### EXTRACTED DATA
++++++

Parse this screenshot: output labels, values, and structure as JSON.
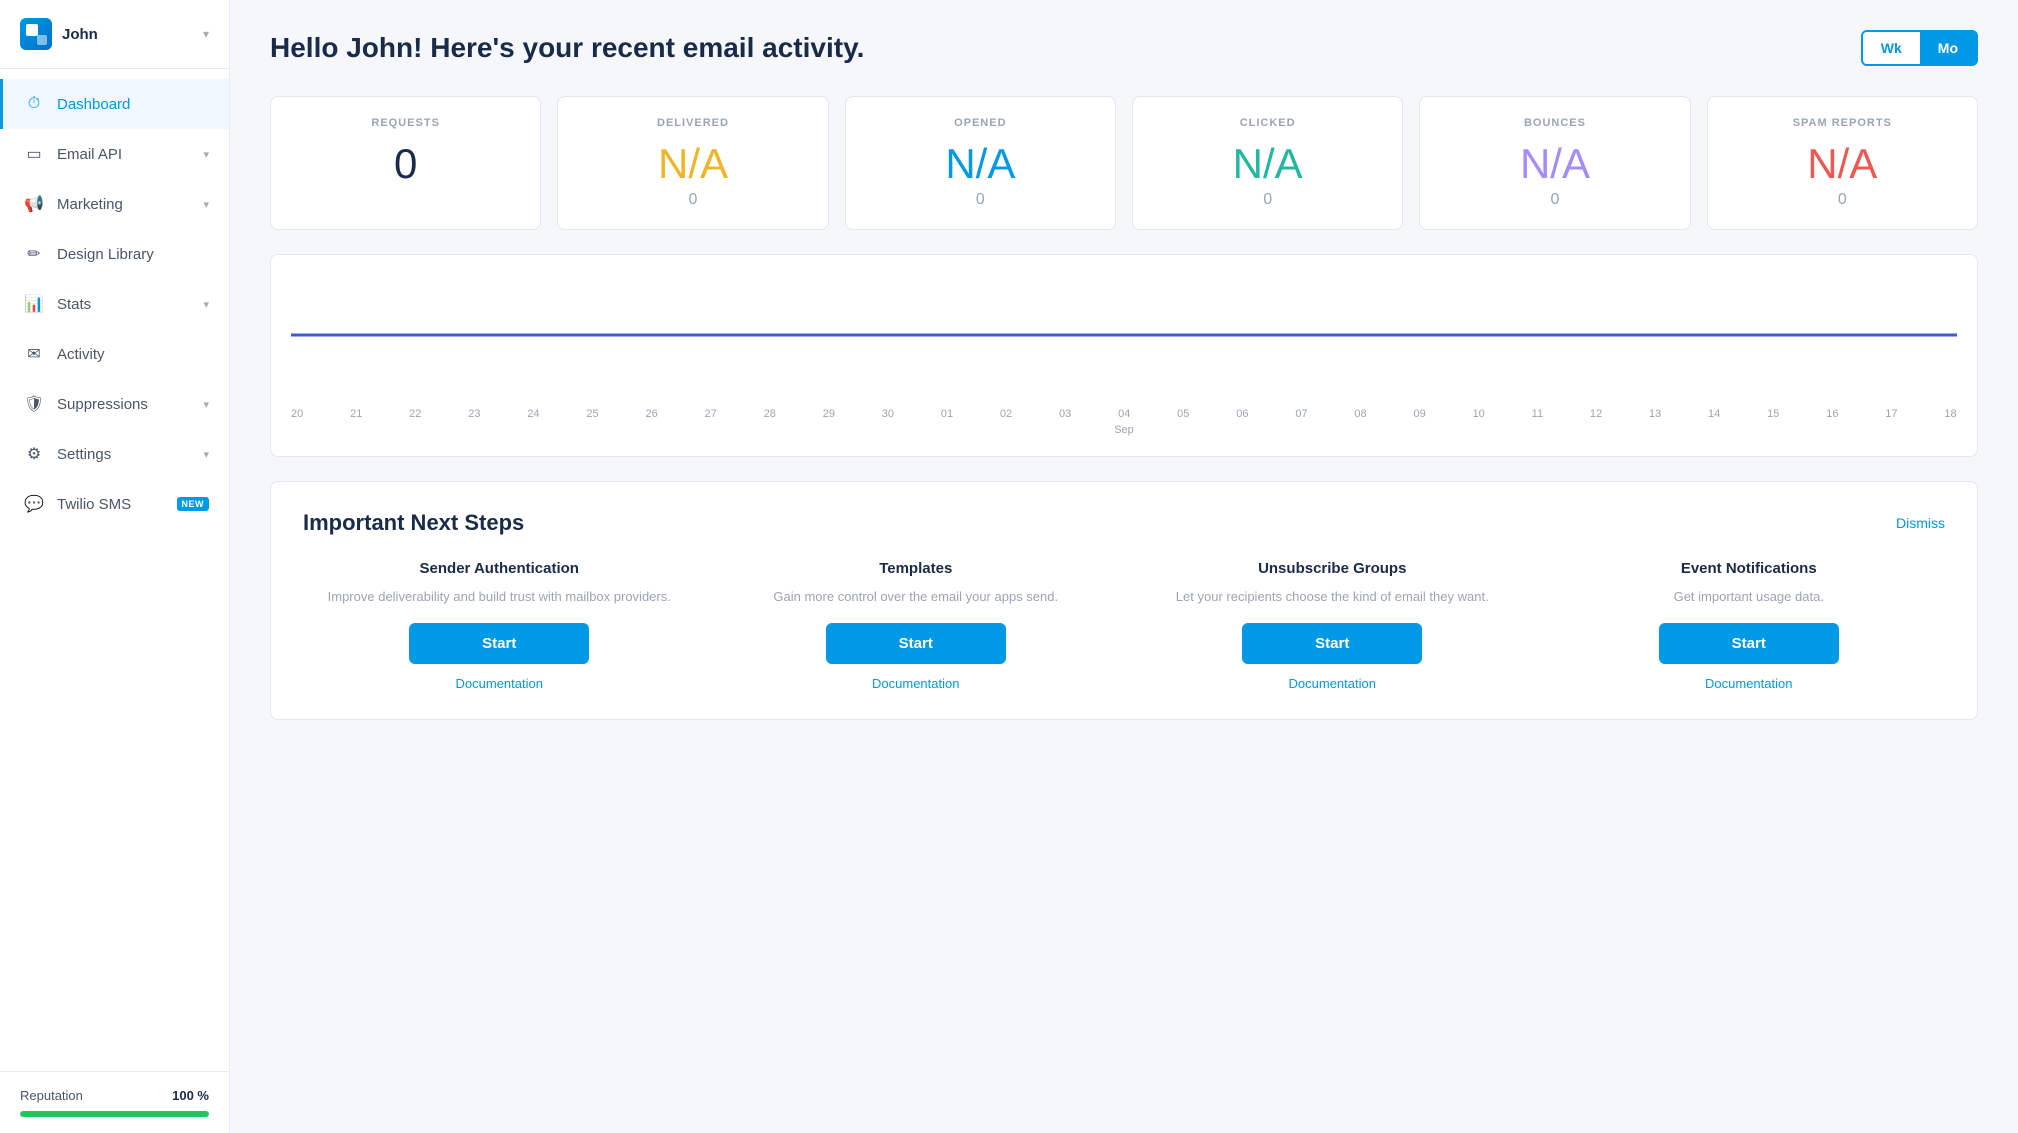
{
  "sidebar": {
    "logo_text": "John",
    "nav_items": [
      {
        "id": "dashboard",
        "label": "Dashboard",
        "icon": "⏱",
        "has_chevron": false,
        "active": true
      },
      {
        "id": "email-api",
        "label": "Email API",
        "icon": "▭",
        "has_chevron": true
      },
      {
        "id": "marketing",
        "label": "Marketing",
        "icon": "📢",
        "has_chevron": true
      },
      {
        "id": "design-library",
        "label": "Design Library",
        "icon": "✏",
        "has_chevron": false
      },
      {
        "id": "stats",
        "label": "Stats",
        "icon": "📊",
        "has_chevron": true
      },
      {
        "id": "activity",
        "label": "Activity",
        "icon": "✉",
        "has_chevron": false
      },
      {
        "id": "suppressions",
        "label": "Suppressions",
        "icon": "🛡",
        "has_chevron": true
      },
      {
        "id": "settings",
        "label": "Settings",
        "icon": "⚙",
        "has_chevron": true
      },
      {
        "id": "twilio-sms",
        "label": "Twilio SMS",
        "icon": "💬",
        "badge": "NEW",
        "has_chevron": false
      }
    ],
    "reputation_label": "Reputation",
    "reputation_pct": "100 %",
    "reputation_value": 100
  },
  "header": {
    "title": "Hello John! Here's your recent email activity.",
    "time_toggle": {
      "wk_label": "Wk",
      "mo_label": "Mo",
      "active": "Mo"
    }
  },
  "stats": [
    {
      "id": "requests",
      "label": "REQUESTS",
      "value": "0",
      "sub": "",
      "class": "requests"
    },
    {
      "id": "delivered",
      "label": "DELIVERED",
      "value": "N/A",
      "sub": "0",
      "class": "delivered"
    },
    {
      "id": "opened",
      "label": "OPENED",
      "value": "N/A",
      "sub": "0",
      "class": "opened"
    },
    {
      "id": "clicked",
      "label": "CLICKED",
      "value": "N/A",
      "sub": "0",
      "class": "clicked"
    },
    {
      "id": "bounces",
      "label": "BOUNCES",
      "value": "N/A",
      "sub": "0",
      "class": "bounces"
    },
    {
      "id": "spam-reports",
      "label": "SPAM REPORTS",
      "value": "N/A",
      "sub": "0",
      "class": "spam"
    }
  ],
  "chart": {
    "x_labels": [
      "20",
      "21",
      "22",
      "23",
      "24",
      "25",
      "26",
      "27",
      "28",
      "29",
      "30",
      "01",
      "02",
      "03",
      "04",
      "05",
      "06",
      "07",
      "08",
      "09",
      "10",
      "11",
      "12",
      "13",
      "14",
      "15",
      "16",
      "17",
      "18"
    ],
    "sep_label": "Sep"
  },
  "next_steps": {
    "title": "Important Next Steps",
    "dismiss_label": "Dismiss",
    "steps": [
      {
        "id": "sender-auth",
        "title": "Sender Authentication",
        "desc": "Improve deliverability and build trust with mailbox providers.",
        "start_label": "Start",
        "doc_label": "Documentation"
      },
      {
        "id": "templates",
        "title": "Templates",
        "desc": "Gain more control over the email your apps send.",
        "start_label": "Start",
        "doc_label": "Documentation"
      },
      {
        "id": "unsubscribe-groups",
        "title": "Unsubscribe Groups",
        "desc": "Let your recipients choose the kind of email they want.",
        "start_label": "Start",
        "doc_label": "Documentation"
      },
      {
        "id": "event-notifications",
        "title": "Event Notifications",
        "desc": "Get important usage data.",
        "start_label": "Start",
        "doc_label": "Documentation"
      }
    ]
  }
}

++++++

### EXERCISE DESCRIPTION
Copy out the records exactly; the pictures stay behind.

### OUTPUT OF THE TASK
Parse this screenshot: output labels, values, and structure as JSON.
{
  "sidebar": {
    "logo_text": "John",
    "nav_items": [
      {
        "id": "dashboard",
        "label": "Dashboard",
        "icon": "⏱",
        "has_chevron": false,
        "active": true
      },
      {
        "id": "email-api",
        "label": "Email API",
        "icon": "▭",
        "has_chevron": true
      },
      {
        "id": "marketing",
        "label": "Marketing",
        "icon": "📢",
        "has_chevron": true
      },
      {
        "id": "design-library",
        "label": "Design Library",
        "icon": "✏",
        "has_chevron": false
      },
      {
        "id": "stats",
        "label": "Stats",
        "icon": "📊",
        "has_chevron": true
      },
      {
        "id": "activity",
        "label": "Activity",
        "icon": "✉",
        "has_chevron": false
      },
      {
        "id": "suppressions",
        "label": "Suppressions",
        "icon": "🛡",
        "has_chevron": true
      },
      {
        "id": "settings",
        "label": "Settings",
        "icon": "⚙",
        "has_chevron": true
      },
      {
        "id": "twilio-sms",
        "label": "Twilio SMS",
        "icon": "💬",
        "badge": "NEW",
        "has_chevron": false
      }
    ],
    "reputation_label": "Reputation",
    "reputation_pct": "100 %",
    "reputation_value": 100
  },
  "header": {
    "title": "Hello John! Here's your recent email activity.",
    "time_toggle": {
      "wk_label": "Wk",
      "mo_label": "Mo",
      "active": "Mo"
    }
  },
  "stats": [
    {
      "id": "requests",
      "label": "REQUESTS",
      "value": "0",
      "sub": "",
      "class": "requests"
    },
    {
      "id": "delivered",
      "label": "DELIVERED",
      "value": "N/A",
      "sub": "0",
      "class": "delivered"
    },
    {
      "id": "opened",
      "label": "OPENED",
      "value": "N/A",
      "sub": "0",
      "class": "opened"
    },
    {
      "id": "clicked",
      "label": "CLICKED",
      "value": "N/A",
      "sub": "0",
      "class": "clicked"
    },
    {
      "id": "bounces",
      "label": "BOUNCES",
      "value": "N/A",
      "sub": "0",
      "class": "bounces"
    },
    {
      "id": "spam-reports",
      "label": "SPAM REPORTS",
      "value": "N/A",
      "sub": "0",
      "class": "spam"
    }
  ],
  "chart": {
    "x_labels": [
      "20",
      "21",
      "22",
      "23",
      "24",
      "25",
      "26",
      "27",
      "28",
      "29",
      "30",
      "01",
      "02",
      "03",
      "04",
      "05",
      "06",
      "07",
      "08",
      "09",
      "10",
      "11",
      "12",
      "13",
      "14",
      "15",
      "16",
      "17",
      "18"
    ],
    "sep_label": "Sep"
  },
  "next_steps": {
    "title": "Important Next Steps",
    "dismiss_label": "Dismiss",
    "steps": [
      {
        "id": "sender-auth",
        "title": "Sender Authentication",
        "desc": "Improve deliverability and build trust with mailbox providers.",
        "start_label": "Start",
        "doc_label": "Documentation"
      },
      {
        "id": "templates",
        "title": "Templates",
        "desc": "Gain more control over the email your apps send.",
        "start_label": "Start",
        "doc_label": "Documentation"
      },
      {
        "id": "unsubscribe-groups",
        "title": "Unsubscribe Groups",
        "desc": "Let your recipients choose the kind of email they want.",
        "start_label": "Start",
        "doc_label": "Documentation"
      },
      {
        "id": "event-notifications",
        "title": "Event Notifications",
        "desc": "Get important usage data.",
        "start_label": "Start",
        "doc_label": "Documentation"
      }
    ]
  }
}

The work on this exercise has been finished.